**EXERCISE DESCRIPTION:**
Your reply should consist only of the lines from the one holding "Give me the JSON representation of this screenshot's content." to the last line of the data below, written out exactly and without pictures.

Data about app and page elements

^^^^^^^^^^^^^^^^

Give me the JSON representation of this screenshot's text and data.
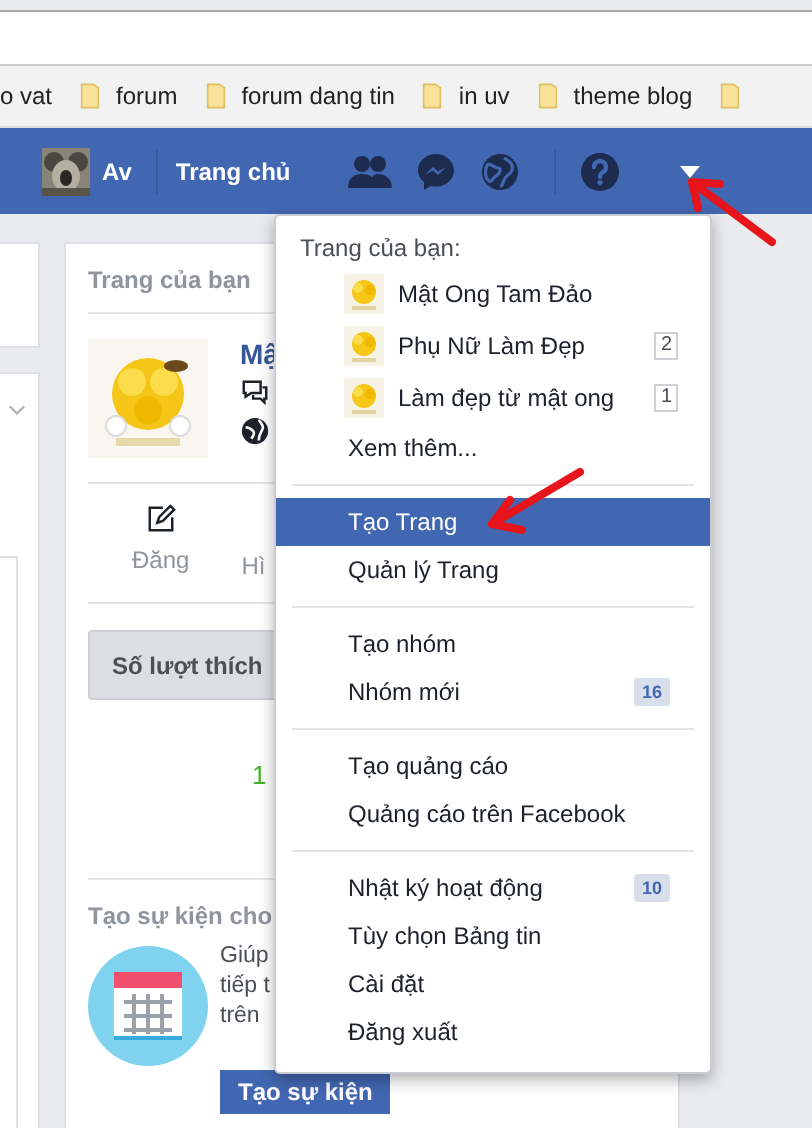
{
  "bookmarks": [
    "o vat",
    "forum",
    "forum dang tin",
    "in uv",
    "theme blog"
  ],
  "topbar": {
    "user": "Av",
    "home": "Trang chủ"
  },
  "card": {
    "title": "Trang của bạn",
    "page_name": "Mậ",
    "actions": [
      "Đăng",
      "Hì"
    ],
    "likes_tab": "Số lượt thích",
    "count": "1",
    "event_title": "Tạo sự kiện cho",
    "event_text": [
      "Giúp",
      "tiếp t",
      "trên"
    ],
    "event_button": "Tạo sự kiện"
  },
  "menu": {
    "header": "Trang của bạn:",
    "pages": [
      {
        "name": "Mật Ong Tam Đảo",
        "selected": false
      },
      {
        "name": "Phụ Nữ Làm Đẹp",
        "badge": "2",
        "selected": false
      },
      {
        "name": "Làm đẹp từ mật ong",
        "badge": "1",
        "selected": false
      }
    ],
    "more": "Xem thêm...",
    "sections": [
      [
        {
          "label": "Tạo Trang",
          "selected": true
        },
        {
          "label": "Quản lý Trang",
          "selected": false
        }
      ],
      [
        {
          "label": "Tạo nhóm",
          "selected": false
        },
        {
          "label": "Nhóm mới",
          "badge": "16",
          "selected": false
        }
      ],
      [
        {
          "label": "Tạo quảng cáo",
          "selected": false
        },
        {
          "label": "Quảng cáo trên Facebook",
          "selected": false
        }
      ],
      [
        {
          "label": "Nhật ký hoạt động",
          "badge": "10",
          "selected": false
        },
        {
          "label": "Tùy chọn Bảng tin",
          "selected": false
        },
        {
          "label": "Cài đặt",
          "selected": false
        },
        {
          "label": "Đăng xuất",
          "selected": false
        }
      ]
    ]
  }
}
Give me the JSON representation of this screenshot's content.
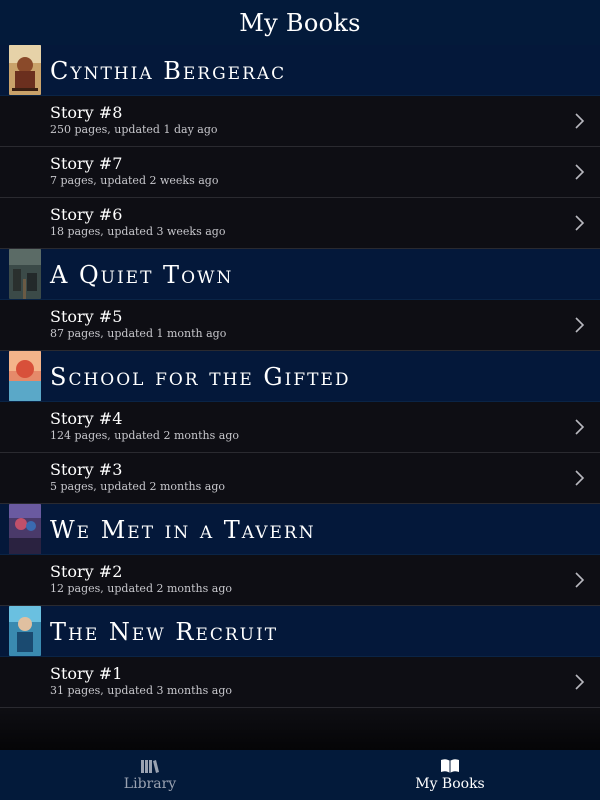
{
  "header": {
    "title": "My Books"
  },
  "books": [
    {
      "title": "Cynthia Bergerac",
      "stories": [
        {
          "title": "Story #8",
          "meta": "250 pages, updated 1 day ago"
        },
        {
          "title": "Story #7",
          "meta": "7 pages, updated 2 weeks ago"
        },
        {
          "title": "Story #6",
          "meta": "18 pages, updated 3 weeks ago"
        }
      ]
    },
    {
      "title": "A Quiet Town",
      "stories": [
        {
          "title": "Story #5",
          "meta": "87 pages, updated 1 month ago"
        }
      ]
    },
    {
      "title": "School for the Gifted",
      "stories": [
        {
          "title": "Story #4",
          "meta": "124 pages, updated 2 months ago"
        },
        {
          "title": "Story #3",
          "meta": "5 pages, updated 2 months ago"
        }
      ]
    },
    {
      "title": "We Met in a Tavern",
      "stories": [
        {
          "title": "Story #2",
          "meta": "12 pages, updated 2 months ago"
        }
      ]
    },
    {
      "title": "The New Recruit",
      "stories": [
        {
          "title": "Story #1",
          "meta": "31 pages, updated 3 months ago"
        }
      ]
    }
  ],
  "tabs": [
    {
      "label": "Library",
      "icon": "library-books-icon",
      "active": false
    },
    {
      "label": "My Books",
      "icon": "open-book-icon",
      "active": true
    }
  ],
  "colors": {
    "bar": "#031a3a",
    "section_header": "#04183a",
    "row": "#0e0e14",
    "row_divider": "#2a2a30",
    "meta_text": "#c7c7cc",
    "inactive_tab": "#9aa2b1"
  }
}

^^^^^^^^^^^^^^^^

**EXERCISE RESPONSE:**
Give me the JSON representation of this screenshot's content.
{
  "header": {
    "title": "My Books"
  },
  "books": [
    {
      "title": "Cynthia Bergerac",
      "stories": [
        {
          "title": "Story #8",
          "meta": "250 pages, updated 1 day ago"
        },
        {
          "title": "Story #7",
          "meta": "7 pages, updated 2 weeks ago"
        },
        {
          "title": "Story #6",
          "meta": "18 pages, updated 3 weeks ago"
        }
      ]
    },
    {
      "title": "A Quiet Town",
      "stories": [
        {
          "title": "Story #5",
          "meta": "87 pages, updated 1 month ago"
        }
      ]
    },
    {
      "title": "School for the Gifted",
      "stories": [
        {
          "title": "Story #4",
          "meta": "124 pages, updated 2 months ago"
        },
        {
          "title": "Story #3",
          "meta": "5 pages, updated 2 months ago"
        }
      ]
    },
    {
      "title": "We Met in a Tavern",
      "stories": [
        {
          "title": "Story #2",
          "meta": "12 pages, updated 2 months ago"
        }
      ]
    },
    {
      "title": "The New Recruit",
      "stories": [
        {
          "title": "Story #1",
          "meta": "31 pages, updated 3 months ago"
        }
      ]
    }
  ],
  "tabs": [
    {
      "label": "Library",
      "icon": "library-books-icon",
      "active": false
    },
    {
      "label": "My Books",
      "icon": "open-book-icon",
      "active": true
    }
  ],
  "colors": {
    "bar": "#031a3a",
    "section_header": "#04183a",
    "row": "#0e0e14",
    "row_divider": "#2a2a30",
    "meta_text": "#c7c7cc",
    "inactive_tab": "#9aa2b1"
  }
}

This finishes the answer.